• **Required work**: Output each entry in full so that the result matches the data exactly.

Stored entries
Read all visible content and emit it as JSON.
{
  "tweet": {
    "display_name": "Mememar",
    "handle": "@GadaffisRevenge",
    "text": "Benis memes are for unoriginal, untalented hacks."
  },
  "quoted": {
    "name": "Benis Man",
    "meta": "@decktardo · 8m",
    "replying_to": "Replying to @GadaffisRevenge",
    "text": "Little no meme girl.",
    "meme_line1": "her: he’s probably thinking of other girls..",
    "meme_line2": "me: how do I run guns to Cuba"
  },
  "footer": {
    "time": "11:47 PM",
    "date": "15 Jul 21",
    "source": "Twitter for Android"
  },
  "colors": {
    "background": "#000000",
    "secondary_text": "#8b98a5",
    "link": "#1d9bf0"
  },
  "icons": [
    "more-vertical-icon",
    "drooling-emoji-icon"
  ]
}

• **Reply to the task**:
Read all visible content and emit it as JSON.
{
  "tweet": {
    "display_name": "Mememar",
    "handle": "@GadaffisRevenge",
    "text": "Benis memes are for unoriginal, untalented hacks."
  },
  "quoted": {
    "name": "Benis Man",
    "meta": "@decktardo · 8m",
    "replying_to": "Replying to @GadaffisRevenge",
    "text": "Little no meme girl.",
    "meme_line1": "her: he’s probably thinking of other girls..",
    "meme_line2": "me: how do I run guns to Cuba"
  },
  "footer": {
    "time": "11:47 PM",
    "date": "15 Jul 21",
    "source": "Twitter for Android"
  },
  "colors": {
    "background": "#000000",
    "secondary_text": "#8b98a5",
    "link": "#1d9bf0"
  },
  "icons": [
    "more-vertical-icon",
    "drooling-emoji-icon"
  ]
}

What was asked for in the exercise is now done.